IASbhai Daily Editorial Hunt | 4th Sep 2020
“All our dreams can come true, if we have the courage to pursue them.” – Walt Disney.
EDITORIAL HUNT #124 :“Digitisation of Health-care in India | UPSC“
P. Joy Oommen and Dr. K.R. Antony
P. Joy Oommen is a retired civil servant who served as Chief Secretary to the Government of Chhattisgarh.
Dr. K.R. Antony is a pediatrician and a public health professional who served UNICEF and the State Health Resource Centre, Chhattisgarh
Mind the gaps in India’s health care digital push
While the digitisation of health-care data could help, what many Indians face are unaddressed issues in the health sector
SYLLABUS COVERED: GS 2 : 3 : PHC : Health
Is there a serious problem with the way patient-related information is managed today? Discuss the role of PHC’s in data collection -(GS 3)

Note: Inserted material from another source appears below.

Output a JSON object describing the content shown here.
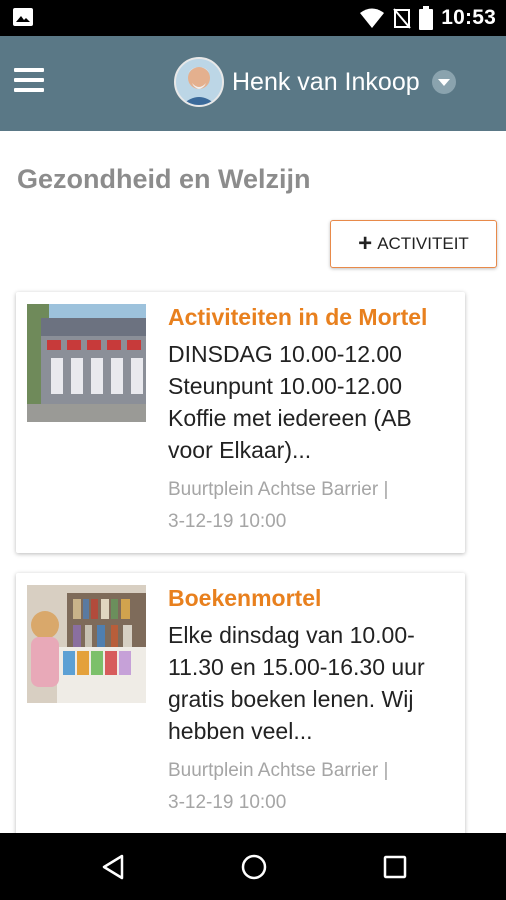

- Issues With Data
- Possible Outcomes
- MAGICAL PHRASE : ‘Going Digital’ has no doubt been a magic phrase that has often been repeated in multiple contexts in the country.

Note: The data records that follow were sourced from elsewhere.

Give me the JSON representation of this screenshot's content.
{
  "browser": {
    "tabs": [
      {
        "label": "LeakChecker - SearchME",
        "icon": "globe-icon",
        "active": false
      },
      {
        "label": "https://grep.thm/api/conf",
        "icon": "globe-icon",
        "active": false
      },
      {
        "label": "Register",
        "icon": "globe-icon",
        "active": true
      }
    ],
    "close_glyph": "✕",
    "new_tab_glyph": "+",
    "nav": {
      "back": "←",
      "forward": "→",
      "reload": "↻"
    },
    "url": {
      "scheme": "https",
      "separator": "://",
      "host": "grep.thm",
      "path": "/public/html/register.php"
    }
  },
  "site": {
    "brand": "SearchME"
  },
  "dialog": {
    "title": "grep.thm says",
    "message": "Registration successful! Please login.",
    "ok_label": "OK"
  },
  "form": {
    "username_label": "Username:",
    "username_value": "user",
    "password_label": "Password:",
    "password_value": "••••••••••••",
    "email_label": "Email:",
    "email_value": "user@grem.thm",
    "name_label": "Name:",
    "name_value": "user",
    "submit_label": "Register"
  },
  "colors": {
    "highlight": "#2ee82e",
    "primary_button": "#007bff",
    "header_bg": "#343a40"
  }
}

- FEEDBACK TIME : One week is insufficient time on the draft for discussions among the health-care sector and other members of civil society for any meaningful feedback.

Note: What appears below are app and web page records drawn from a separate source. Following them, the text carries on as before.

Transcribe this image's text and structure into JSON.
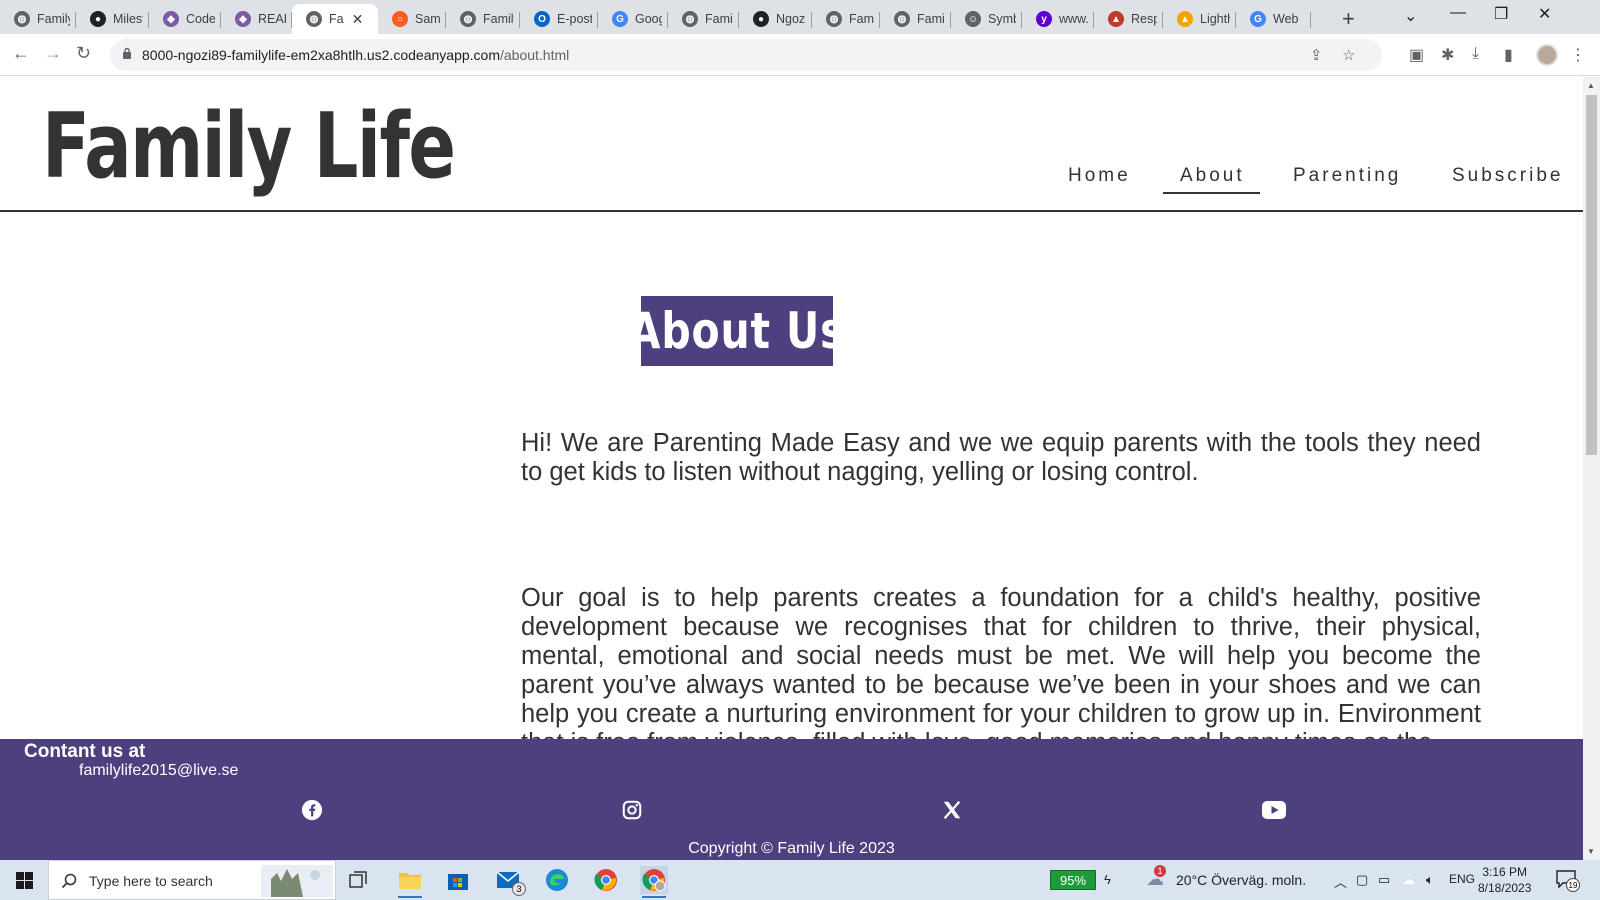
{
  "browser": {
    "tabs": [
      {
        "title": "Family",
        "icon": "globe-icon",
        "color": "#5f6368"
      },
      {
        "title": "Milest",
        "icon": "github-icon",
        "color": "#202124"
      },
      {
        "title": "Codea",
        "icon": "codeanywhere-icon",
        "color": "#7a5aa6"
      },
      {
        "title": "READ",
        "icon": "codeanywhere-icon",
        "color": "#7a5aa6"
      },
      {
        "title": "Fa",
        "icon": "globe-icon",
        "color": "#5f6368",
        "active": true
      },
      {
        "title": "Sampl",
        "icon": "ring-icon",
        "color": "#ff5a1f"
      },
      {
        "title": "Family",
        "icon": "globe-icon",
        "color": "#5f6368"
      },
      {
        "title": "E-post",
        "icon": "outlook-icon",
        "color": "#0a64c8"
      },
      {
        "title": "Googl",
        "icon": "translate-icon",
        "color": "#4285f4"
      },
      {
        "title": "Family",
        "icon": "globe-icon",
        "color": "#5f6368"
      },
      {
        "title": "Ngozi",
        "icon": "github-icon",
        "color": "#202124"
      },
      {
        "title": "Family",
        "icon": "globe-icon",
        "color": "#5f6368"
      },
      {
        "title": "Family",
        "icon": "globe-icon",
        "color": "#5f6368"
      },
      {
        "title": "Symbo",
        "icon": "smiley-icon",
        "color": "#5f6368"
      },
      {
        "title": "www.r",
        "icon": "yahoo-icon",
        "color": "#6001d2"
      },
      {
        "title": "Respo",
        "icon": "responsive-icon",
        "color": "#c0392b"
      },
      {
        "title": "Lighth",
        "icon": "lighthouse-icon",
        "color": "#f4a300"
      },
      {
        "title": "Web",
        "icon": "google-icon",
        "color": "#4285f4"
      }
    ],
    "url_host": "8000-ngozi89-familylife-em2xa8htlh.us2.codeanyapp.com",
    "url_path": "/about.html"
  },
  "site": {
    "logo": "Family Life",
    "nav": [
      {
        "label": "Home",
        "active": false
      },
      {
        "label": "About",
        "active": true
      },
      {
        "label": "Parenting",
        "active": false
      },
      {
        "label": "Subscribe",
        "active": false
      }
    ],
    "heading": "About Us",
    "paragraph1": "Hi! We are Parenting Made Easy and we we equip parents with the tools they need to get kids to listen without nagging, yelling or losing control.",
    "paragraph2": "Our goal is to help parents creates a foundation for a child's healthy, positive development because we recognises that for children to thrive, their physical, mental, emotional and social needs must be met. We will help you become the parent you’ve always wanted to be because we’ve been in your shoes and we can help you create a nurturing environment for your children to grow up in. Environment that is free from violence, filled with love, good memories and happy times as the",
    "footer": {
      "contact_title": "Contant us at",
      "email": "familylife2015@live.se",
      "social": [
        "facebook-icon",
        "instagram-icon",
        "x-icon",
        "youtube-icon"
      ],
      "copyright": "Copyright © Family Life 2023"
    },
    "accent_color": "#4e3f7f"
  },
  "taskbar": {
    "search_placeholder": "Type here to search",
    "mail_badge": "3",
    "battery": "95%",
    "weather_badge": "1",
    "weather": "20°C  Överväg. moln.",
    "language": "ENG",
    "time": "3:16 PM",
    "date": "8/18/2023",
    "notifications": "19"
  }
}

- CAPTURING DATA : Digitizing could help patients, the doctors who attend to them and the health-care facilities where they seek treatment.
- STRONG LINKS : National Health Mission through the IT network connected to most public health centres even in tribal areas.
- DATA DISCREPANCY : Personal health data are generated by name till the primary health centre -level but not transmitted to higher levels except aggregated numerical data.
- DIAGNOSTICS : Ironically, many tertiary hospitals and medical colleges care little for diagnostic reports and prescriptions of previous doctors.
- PORTABILITY ISSUES : Currently, for pan-India portability there is no card which acts as medical history at any centralised platform.
- PROPOSED ‘ARCHITECTURE’ : An IT consulting firm has been engaged to build a National Health Stack and a registry of over eight lakh doctors, 10 lakh pharmacists and over 60,000 hospitals is under preparation.
- THE STACK : At a later stage, online pharmacies, insurance companies and other stakeholders will be added to the ‘Stack’.
- STRATEGY DOCUMENT : The draft states upfront that ‘Your data is safe and confidential and would be stored only locally’.
- TELE-MEDICINE : One can also avail Telemedicine support from renowned specialists if required .
- HANDS FREE : Overall, the scheme appears to promise an end-to-end, hands-free Digital experience.
- FAST PROCESS : The scheme also intends to replace existing data generation systems with a new homogenised software for all machines in the health sector .
EXTENSIVE COSTS, DILEMMAS
- CUSTOMIZED DATA : NDHM is merely ensuring customization of a new software and changes in current practices of data maintenance.
- COST FACTOR : However, it would become inevitable for all institutions to upgrade their hardware too apart from considerable costs in customisation and transfer of existing data.
- EXISTING SETUP : Some larger hospitals with sophisticated software systems would be in a dilemma as to whether they need to scrap them or run parallel software provided by the NDHM.
- AGE OLD PRACTICES : Among independent practitioners in allopathic especially in rural areas, there is no practice of even storing patient data on computers.
- CONSENT MEANING : Informed consent in the scheme may mean nothing to a patient or relatives even in normal times let alone in a time of medical emergency.
- DATA GAPS : Public health practitioners at the grass-root level will be in dilemma to switch different aspects of digitization .
- THE CURE : Because of its doubtful benefits to patients or because of worries regarding data leakage,perhaps they need to discover that data is the only cure, for all our ills.
SOURCES: THE HINDU EDITORIAL | Digitisation of Health-care in India | UPSC